Book of the Week for October 27-November 2
Daily Rituals by Mason Curry
Why it’s interesting:
Daily Rituals: How Artists Work chronicles the creative habits of 161 artists from Kafka to Van Gogh to Woody Allen. The pure range of artists is astonishing: writers, composers, musicians, painters, cartoonists…it’s awesome. It’s written in short little snippets and can be read while waiting for your coffee or train. I actually listened to the audio version, but the physicall/digital versions also include a bunch of photos and I kind of want to buy the physical version now. Also, for underlining. There’s some great, inspiring lines. (Wouldn’t it be great if I had underlined so I could give you some examples? Sorry.) One caveat (and I think Mason Curry addresses this at the beginning of the book, but I don’t remember for sure): Just because so many artists drank and drugged them way into some awesome work doesn’t mean you should too. For some reason, dying in your thirties and forties didn’t seem as tragic back in the day as it is now. But…if you want to follow the example of naps—it felt like almost everyone in the book took naps—by all means. Go for it. I do.

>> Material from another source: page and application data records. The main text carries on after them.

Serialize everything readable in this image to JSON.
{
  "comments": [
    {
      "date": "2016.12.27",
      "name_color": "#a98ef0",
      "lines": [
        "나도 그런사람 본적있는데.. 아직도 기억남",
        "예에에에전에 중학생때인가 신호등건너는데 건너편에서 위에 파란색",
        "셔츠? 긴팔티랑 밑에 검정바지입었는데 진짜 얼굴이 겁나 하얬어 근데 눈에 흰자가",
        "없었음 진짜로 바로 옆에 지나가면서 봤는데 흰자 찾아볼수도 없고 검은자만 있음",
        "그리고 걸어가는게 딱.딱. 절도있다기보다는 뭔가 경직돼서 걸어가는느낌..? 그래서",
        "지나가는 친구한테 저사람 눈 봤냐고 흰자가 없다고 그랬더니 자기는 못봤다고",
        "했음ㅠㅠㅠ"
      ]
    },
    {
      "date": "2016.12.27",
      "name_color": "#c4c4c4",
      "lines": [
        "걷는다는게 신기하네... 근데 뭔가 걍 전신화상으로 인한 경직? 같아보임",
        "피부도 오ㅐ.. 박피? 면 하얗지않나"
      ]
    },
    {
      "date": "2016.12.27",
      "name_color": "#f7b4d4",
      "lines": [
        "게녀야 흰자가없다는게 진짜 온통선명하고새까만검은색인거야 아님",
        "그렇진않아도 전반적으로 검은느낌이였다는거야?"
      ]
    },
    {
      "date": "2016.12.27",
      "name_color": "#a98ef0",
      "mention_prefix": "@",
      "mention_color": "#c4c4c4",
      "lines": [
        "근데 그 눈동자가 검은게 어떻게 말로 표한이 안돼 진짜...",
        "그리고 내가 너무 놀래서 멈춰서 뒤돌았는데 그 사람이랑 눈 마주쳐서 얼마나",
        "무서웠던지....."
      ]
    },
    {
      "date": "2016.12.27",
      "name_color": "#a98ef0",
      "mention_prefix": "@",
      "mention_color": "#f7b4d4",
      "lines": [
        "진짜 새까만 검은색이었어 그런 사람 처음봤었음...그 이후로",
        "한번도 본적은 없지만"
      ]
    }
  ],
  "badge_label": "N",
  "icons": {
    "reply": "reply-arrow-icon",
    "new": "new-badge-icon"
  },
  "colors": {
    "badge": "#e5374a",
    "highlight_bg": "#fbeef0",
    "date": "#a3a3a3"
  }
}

Franz Kafka, frustrated with his living quarters and day job, wrote in a letter to Felice Bauer in 1912, “time is short, my strength is limited, the office is a horror, the apartment is noisy, and if a pleasant, straightforward life is not possible then one must try to wriggle through by subtle maneuvers.”
Kafka is one of 161 inspired—and inspiring—minds, among them, novelists, poets, playwrights, painters, philosophers, scientists, and mathematicians, who describe how they subtly maneuver the many (self-inflicted) obstacles and (self-imposed) daily rituals to get done the work they love to do, whether by waking early or staying up late; whether by self-medicating with doughnuts or bathing, drinking vast quantities of coffee, or taking long daily walks. Thomas Wolfe wrote standing up in the kitchen, the top of the refrigerator as his desk, dreamily fondling his “male configurations”. . . Jean-Paul Sartre chewed on Corydrane tablets (a mix of amphetamine and aspirin), ingesting ten times the recommended dose each day . . . Descartes liked to linger in bed, his mind wandering in sleep through woods, gardens, and enchanted palaces where he experienced “every pleasure imaginable.”
Here are: Anthony Trollope, who demanded of himself that each morning he write three thousand words (250 words every fifteen minutes for three hours) before going off to his job at the postal service, which he kept for thirty-three years during the writing of more than two dozen books . . . Karl Marx . . . Woody Allen . . . Agatha Christie . . . George Balanchine, who did most of his work while ironing . . . Leo Tolstoy . . . Charles Dickens . . . Pablo Picasso . . . George Gershwin, who, said his brother Ira, worked for twelve hours a day from late morning to midnight, composing at the piano in pajamas, bathrobe, and slippers . . .
Here also are the daily rituals of Charles Darwin, Andy Warhol, John Updike, Twyla Tharp, Benjamin Franklin, William Faulkner, Jane Austen, Anne Rice, and Igor Stravinsky (he was never able to compose unless he was sure no one could hear him and, when blocked, stood on his head to “clear the brain”).
Brilliantly compiled and edited, and filled with detail and anecdote, Daily Rituals is irresistible, addictive, magically inspiring.
If you like this, you might also like:
The War of Art by Steven Pressfeild
Anything by Julia Cameron